* _Task objective_:
Every line in the records below with the string "JSON" is to be copied out.

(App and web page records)
%%

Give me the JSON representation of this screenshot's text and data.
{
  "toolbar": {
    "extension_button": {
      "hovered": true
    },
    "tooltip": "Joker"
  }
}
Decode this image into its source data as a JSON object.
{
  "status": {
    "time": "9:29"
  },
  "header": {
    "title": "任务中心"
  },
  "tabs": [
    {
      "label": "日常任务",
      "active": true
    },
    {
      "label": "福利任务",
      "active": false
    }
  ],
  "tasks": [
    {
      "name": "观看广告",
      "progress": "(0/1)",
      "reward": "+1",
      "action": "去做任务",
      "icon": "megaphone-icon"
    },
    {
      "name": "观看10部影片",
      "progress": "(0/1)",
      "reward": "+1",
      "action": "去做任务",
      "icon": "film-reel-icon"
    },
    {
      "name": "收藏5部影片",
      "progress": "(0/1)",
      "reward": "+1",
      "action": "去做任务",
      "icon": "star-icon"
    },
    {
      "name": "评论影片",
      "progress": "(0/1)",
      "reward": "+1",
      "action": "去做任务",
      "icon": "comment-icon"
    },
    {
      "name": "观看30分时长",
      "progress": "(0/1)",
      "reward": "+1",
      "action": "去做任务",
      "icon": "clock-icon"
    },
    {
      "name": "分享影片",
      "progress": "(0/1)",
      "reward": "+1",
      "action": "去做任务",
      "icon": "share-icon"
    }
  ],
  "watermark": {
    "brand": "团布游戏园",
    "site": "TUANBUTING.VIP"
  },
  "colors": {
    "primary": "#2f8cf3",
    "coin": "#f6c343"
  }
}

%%
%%

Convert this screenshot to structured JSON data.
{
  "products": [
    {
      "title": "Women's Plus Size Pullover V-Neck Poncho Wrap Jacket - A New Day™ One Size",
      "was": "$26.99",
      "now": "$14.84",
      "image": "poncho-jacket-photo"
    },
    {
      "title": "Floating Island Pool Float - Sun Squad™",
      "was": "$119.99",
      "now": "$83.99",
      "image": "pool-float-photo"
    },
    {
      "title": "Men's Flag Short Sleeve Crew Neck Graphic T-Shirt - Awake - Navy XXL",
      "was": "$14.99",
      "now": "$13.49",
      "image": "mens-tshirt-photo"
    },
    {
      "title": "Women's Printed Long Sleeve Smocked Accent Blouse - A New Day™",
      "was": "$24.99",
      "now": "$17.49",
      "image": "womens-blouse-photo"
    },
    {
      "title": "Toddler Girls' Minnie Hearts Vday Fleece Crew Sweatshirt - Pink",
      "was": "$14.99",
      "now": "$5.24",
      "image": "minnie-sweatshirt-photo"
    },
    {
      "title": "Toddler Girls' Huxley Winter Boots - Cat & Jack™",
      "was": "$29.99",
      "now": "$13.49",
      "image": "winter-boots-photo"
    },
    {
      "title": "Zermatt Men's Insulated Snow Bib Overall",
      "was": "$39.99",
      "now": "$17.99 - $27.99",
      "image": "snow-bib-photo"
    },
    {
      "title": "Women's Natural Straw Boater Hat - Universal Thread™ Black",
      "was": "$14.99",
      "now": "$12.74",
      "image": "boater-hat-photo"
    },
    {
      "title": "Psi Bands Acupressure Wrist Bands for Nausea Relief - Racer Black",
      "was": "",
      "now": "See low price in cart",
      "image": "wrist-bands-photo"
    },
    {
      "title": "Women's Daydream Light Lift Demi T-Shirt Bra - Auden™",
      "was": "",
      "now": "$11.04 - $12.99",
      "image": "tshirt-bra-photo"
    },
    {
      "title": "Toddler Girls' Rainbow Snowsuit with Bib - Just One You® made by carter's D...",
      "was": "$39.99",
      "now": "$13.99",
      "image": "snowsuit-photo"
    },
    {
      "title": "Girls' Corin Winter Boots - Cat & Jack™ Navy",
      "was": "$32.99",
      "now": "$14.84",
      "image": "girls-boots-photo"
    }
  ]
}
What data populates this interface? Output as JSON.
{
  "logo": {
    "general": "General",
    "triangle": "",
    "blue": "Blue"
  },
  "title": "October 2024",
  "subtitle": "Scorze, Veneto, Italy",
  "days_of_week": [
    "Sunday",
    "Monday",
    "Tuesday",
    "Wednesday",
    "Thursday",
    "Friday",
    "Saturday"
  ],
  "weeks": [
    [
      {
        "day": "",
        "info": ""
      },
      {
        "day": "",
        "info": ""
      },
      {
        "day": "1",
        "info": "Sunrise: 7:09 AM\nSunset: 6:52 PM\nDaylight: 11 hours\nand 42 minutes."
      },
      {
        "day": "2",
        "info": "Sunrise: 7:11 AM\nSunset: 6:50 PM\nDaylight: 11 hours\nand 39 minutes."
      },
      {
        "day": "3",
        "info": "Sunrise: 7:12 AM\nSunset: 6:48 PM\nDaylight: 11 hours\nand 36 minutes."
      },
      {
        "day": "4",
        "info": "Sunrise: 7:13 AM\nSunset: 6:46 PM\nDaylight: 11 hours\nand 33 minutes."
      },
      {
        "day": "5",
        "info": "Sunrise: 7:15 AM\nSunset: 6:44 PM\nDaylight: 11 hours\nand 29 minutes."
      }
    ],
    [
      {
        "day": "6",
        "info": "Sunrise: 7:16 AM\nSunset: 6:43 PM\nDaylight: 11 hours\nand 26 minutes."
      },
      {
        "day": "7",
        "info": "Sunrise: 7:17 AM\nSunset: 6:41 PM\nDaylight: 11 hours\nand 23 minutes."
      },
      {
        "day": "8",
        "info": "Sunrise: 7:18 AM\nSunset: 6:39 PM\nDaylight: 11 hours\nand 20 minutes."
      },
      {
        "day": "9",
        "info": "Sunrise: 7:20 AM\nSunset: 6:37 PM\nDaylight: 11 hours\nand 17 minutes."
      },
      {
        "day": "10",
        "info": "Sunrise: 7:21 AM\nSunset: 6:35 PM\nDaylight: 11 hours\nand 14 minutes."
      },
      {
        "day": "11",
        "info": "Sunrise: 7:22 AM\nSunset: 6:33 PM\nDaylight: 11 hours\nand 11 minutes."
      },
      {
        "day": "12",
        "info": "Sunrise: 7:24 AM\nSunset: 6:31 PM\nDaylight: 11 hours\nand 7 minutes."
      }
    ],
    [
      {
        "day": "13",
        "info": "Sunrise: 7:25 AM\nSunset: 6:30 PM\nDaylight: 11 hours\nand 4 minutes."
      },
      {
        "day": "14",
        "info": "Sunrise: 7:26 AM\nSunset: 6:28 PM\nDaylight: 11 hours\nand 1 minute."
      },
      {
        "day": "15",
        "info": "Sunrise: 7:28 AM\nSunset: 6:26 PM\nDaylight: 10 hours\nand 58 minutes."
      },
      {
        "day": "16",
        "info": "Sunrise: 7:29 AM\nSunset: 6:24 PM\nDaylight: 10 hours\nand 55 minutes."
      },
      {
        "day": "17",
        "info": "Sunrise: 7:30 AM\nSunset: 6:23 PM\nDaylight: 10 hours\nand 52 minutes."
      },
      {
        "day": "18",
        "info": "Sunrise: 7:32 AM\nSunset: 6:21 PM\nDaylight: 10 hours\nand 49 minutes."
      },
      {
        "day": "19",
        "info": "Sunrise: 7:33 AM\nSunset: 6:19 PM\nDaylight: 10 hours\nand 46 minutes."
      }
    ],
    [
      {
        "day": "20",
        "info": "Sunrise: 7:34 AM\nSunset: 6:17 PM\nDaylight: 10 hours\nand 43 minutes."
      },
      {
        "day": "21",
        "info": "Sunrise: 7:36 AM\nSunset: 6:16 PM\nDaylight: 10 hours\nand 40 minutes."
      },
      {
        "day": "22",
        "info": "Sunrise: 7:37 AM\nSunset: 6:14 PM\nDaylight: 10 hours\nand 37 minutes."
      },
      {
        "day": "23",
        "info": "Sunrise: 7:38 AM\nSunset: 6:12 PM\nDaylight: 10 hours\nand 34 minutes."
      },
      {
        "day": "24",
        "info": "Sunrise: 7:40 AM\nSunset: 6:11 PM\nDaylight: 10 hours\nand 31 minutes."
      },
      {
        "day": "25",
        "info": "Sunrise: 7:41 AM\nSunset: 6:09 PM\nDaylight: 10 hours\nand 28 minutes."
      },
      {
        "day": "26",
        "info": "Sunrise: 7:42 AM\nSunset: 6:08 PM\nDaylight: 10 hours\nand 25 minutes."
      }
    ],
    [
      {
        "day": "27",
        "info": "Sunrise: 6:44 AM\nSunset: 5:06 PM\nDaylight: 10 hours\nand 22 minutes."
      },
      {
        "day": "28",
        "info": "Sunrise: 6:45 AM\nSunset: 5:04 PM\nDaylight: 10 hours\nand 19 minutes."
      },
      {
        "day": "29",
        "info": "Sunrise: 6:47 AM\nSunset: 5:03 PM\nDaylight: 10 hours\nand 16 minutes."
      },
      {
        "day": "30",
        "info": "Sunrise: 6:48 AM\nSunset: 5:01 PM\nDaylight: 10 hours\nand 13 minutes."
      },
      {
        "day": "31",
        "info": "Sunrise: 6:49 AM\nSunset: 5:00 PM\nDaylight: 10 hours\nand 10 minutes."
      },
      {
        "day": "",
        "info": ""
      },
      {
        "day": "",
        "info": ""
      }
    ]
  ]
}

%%

* _Solution to this problem_:
Give me the JSON representation of this screenshot's text and data.
Decode this image into its source data as a JSON object.
Convert this screenshot to structured JSON data.
What data populates this interface? Output as JSON.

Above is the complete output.